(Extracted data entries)
[Start of section]

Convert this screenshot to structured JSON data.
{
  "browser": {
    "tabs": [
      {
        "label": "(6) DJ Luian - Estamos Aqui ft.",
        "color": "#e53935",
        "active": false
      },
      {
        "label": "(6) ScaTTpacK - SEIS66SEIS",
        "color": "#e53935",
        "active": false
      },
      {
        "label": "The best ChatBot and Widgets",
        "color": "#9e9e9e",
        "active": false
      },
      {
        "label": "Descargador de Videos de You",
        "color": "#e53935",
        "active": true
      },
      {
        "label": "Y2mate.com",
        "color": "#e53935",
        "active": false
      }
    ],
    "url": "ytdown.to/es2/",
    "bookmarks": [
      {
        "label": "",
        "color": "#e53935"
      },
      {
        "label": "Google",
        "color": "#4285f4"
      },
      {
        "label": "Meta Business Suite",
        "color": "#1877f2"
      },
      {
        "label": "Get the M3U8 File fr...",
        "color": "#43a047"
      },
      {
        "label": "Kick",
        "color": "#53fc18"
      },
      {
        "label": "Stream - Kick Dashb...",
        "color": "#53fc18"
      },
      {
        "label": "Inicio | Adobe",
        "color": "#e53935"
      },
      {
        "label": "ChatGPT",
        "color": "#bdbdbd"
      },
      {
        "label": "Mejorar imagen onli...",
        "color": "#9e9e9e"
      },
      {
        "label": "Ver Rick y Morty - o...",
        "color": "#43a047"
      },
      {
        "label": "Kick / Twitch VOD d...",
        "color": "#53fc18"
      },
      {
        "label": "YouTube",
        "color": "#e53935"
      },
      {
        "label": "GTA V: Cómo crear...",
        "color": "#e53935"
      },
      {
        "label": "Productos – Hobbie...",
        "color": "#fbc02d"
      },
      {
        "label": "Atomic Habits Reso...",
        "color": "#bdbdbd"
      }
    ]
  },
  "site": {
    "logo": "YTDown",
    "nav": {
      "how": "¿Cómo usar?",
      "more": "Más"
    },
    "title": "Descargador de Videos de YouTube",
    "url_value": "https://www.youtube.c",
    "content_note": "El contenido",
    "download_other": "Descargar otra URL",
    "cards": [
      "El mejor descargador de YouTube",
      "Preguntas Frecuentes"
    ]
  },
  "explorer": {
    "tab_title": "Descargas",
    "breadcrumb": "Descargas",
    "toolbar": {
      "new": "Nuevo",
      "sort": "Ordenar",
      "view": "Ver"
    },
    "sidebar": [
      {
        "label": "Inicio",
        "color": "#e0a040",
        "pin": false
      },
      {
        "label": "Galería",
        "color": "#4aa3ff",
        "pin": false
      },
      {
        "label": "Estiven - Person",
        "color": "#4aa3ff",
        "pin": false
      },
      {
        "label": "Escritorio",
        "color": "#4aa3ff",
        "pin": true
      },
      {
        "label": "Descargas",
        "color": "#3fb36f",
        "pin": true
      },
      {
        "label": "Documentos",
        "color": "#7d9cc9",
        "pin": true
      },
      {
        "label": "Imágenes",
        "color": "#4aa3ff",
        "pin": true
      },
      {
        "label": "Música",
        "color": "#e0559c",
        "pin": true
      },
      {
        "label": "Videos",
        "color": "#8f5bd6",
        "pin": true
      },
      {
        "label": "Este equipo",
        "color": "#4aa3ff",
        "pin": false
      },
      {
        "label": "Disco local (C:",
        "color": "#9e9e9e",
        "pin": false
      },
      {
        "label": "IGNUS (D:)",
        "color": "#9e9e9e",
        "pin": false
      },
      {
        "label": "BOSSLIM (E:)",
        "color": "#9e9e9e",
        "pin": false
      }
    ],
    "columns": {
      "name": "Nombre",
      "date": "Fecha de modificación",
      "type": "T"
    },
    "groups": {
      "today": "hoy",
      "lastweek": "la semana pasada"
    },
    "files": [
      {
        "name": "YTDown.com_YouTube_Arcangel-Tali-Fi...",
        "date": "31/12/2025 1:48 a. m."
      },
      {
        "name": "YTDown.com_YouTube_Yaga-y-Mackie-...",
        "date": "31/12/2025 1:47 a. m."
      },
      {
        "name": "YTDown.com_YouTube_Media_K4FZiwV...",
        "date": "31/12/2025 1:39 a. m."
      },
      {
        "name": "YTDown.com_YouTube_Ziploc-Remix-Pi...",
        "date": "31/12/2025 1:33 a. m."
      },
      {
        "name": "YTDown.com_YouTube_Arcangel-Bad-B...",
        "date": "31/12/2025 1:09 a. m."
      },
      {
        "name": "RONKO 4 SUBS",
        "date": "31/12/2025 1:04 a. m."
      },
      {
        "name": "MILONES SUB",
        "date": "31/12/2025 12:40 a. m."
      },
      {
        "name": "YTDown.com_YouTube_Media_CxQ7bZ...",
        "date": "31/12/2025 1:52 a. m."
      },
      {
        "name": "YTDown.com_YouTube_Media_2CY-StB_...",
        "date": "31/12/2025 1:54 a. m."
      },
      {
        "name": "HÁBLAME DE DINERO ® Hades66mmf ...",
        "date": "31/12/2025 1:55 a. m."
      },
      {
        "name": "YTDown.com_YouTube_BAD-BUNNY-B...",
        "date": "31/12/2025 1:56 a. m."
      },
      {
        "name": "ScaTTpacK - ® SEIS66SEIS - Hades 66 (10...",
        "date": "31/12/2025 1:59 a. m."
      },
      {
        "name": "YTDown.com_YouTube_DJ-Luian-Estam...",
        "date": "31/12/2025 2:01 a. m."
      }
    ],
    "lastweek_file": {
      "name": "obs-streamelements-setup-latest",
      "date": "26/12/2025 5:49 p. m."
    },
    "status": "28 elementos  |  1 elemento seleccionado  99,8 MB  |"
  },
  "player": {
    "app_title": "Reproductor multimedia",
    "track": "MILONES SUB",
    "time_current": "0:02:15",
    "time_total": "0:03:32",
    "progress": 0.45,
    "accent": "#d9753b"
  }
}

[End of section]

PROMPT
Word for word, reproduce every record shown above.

EXPECTED OUTPUT
Convert this screenshot to structured JSON data.
{
  "browser": {
    "tabs": [
      {
        "label": "(6) DJ Luian - Estamos Aqui ft.",
        "color": "#e53935",
        "active": false
      },
      {
        "label": "(6) ScaTTpacK - SEIS66SEIS",
        "color": "#e53935",
        "active": false
      },
      {
        "label": "The best ChatBot and Widgets",
        "color": "#9e9e9e",
        "active": false
      },
      {
        "label": "Descargador de Videos de You",
        "color": "#e53935",
        "active": true
      },
      {
        "label": "Y2mate.com",
        "color": "#e53935",
        "active": false
      }
    ],
    "url": "ytdown.to/es2/",
    "bookmarks": [
      {
        "label": "",
        "color": "#e53935"
      },
      {
        "label": "Google",
        "color": "#4285f4"
      },
      {
        "label": "Meta Business Suite",
        "color": "#1877f2"
      },
      {
        "label": "Get the M3U8 File fr...",
        "color": "#43a047"
      },
      {
        "label": "Kick",
        "color": "#53fc18"
      },
      {
        "label": "Stream - Kick Dashb...",
        "color": "#53fc18"
      },
      {
        "label": "Inicio | Adobe",
        "color": "#e53935"
      },
      {
        "label": "ChatGPT",
        "color": "#bdbdbd"
      },
      {
        "label": "Mejorar imagen onli...",
        "color": "#9e9e9e"
      },
      {
        "label": "Ver Rick y Morty - o...",
        "color": "#43a047"
      },
      {
        "label": "Kick / Twitch VOD d...",
        "color": "#53fc18"
      },
      {
        "label": "YouTube",
        "color": "#e53935"
      },
      {
        "label": "GTA V: Cómo crear...",
        "color": "#e53935"
      },
      {
        "label": "Productos – Hobbie...",
        "color": "#fbc02d"
      },
      {
        "label": "Atomic Habits Reso...",
        "color": "#bdbdbd"
      }
    ]
  },
  "site": {
    "logo": "YTDown",
    "nav": {
      "how": "¿Cómo usar?",
      "more": "Más"
    },
    "title": "Descargador de Videos de YouTube",
    "url_value": "https://www.youtube.c",
    "content_note": "El contenido",
    "download_other": "Descargar otra URL",
    "cards": [
      "El mejor descargador de YouTube",
      "Preguntas Frecuentes"
    ]
  },
  "explorer": {
    "tab_title": "Descargas",
    "breadcrumb": "Descargas",
    "toolbar": {
      "new": "Nuevo",
      "sort": "Ordenar",
      "view": "Ver"
    },
    "sidebar": [
      {
        "label": "Inicio",
        "color": "#e0a040",
        "pin": false
      },
      {
        "label": "Galería",
        "color": "#4aa3ff",
        "pin": false
      },
      {
        "label": "Estiven - Person",
        "color": "#4aa3ff",
        "pin": false
      },
      {
        "label": "Escritorio",
        "color": "#4aa3ff",
        "pin": true
      },
      {
        "label": "Descargas",
        "color": "#3fb36f",
        "pin": true
      },
      {
        "label": "Documentos",
        "color": "#7d9cc9",
        "pin": true
      },
      {
        "label": "Imágenes",
        "color": "#4aa3ff",
        "pin": true
      },
      {
        "label": "Música",
        "color": "#e0559c",
        "pin": true
      },
      {
        "label": "Videos",
        "color": "#8f5bd6",
        "pin": true
      },
      {
        "label": "Este equipo",
        "color": "#4aa3ff",
        "pin": false
      },
      {
        "label": "Disco local (C:",
        "color": "#9e9e9e",
        "pin": false
      },
      {
        "label": "IGNUS (D:)",
        "color": "#9e9e9e",
        "pin": false
      },
      {
        "label": "BOSSLIM (E:)",
        "color": "#9e9e9e",
        "pin": false
      }
    ],
    "columns": {
      "name": "Nombre",
      "date": "Fecha de modificación",
      "type": "T"
    },
    "groups": {
      "today": "hoy",
      "lastweek": "la semana pasada"
    },
    "files": [
      {
        "name": "YTDown.com_YouTube_Arcangel-Tali-Fi...",
        "date": "31/12/2025 1:48 a. m."
      },
      {
        "name": "YTDown.com_YouTube_Yaga-y-Mackie-...",
        "date": "31/12/2025 1:47 a. m."
      },
      {
        "name": "YTDown.com_YouTube_Media_K4FZiwV...",
        "date": "31/12/2025 1:39 a. m."
      },
      {
        "name": "YTDown.com_YouTube_Ziploc-Remix-Pi...",
        "date": "31/12/2025 1:33 a. m."
      },
      {
        "name": "YTDown.com_YouTube_Arcangel-Bad-B...",
        "date": "31/12/2025 1:09 a. m."
      },
      {
        "name": "RONKO 4 SUBS",
        "date": "31/12/2025 1:04 a. m."
      },
      {
        "name": "MILONES SUB",
        "date": "31/12/2025 12:40 a. m."
      },
      {
        "name": "YTDown.com_YouTube_Media_CxQ7bZ...",
        "date": "31/12/2025 1:52 a. m."
      },
      {
        "name": "YTDown.com_YouTube_Media_2CY-StB_...",
        "date": "31/12/2025 1:54 a. m."
      },
      {
        "name": "HÁBLAME DE DINERO ® Hades66mmf ...",
        "date": "31/12/2025 1:55 a. m."
      },
      {
        "name": "YTDown.com_YouTube_BAD-BUNNY-B...",
        "date": "31/12/2025 1:56 a. m."
      },
      {
        "name": "ScaTTpacK - ® SEIS66SEIS - Hades 66 (10...",
        "date": "31/12/2025 1:59 a. m."
      },
      {
        "name": "YTDown.com_YouTube_DJ-Luian-Estam...",
        "date": "31/12/2025 2:01 a. m."
      }
    ],
    "lastweek_file": {
      "name": "obs-streamelements-setup-latest",
      "date": "26/12/2025 5:49 p. m."
    },
    "status": "28 elementos  |  1 elemento seleccionado  99,8 MB  |"
  },
  "player": {
    "app_title": "Reproductor multimedia",
    "track": "MILONES SUB",
    "time_current": "0:02:15",
    "time_total": "0:03:32",
    "progress": 0.45,
    "accent": "#d9753b"
  }
}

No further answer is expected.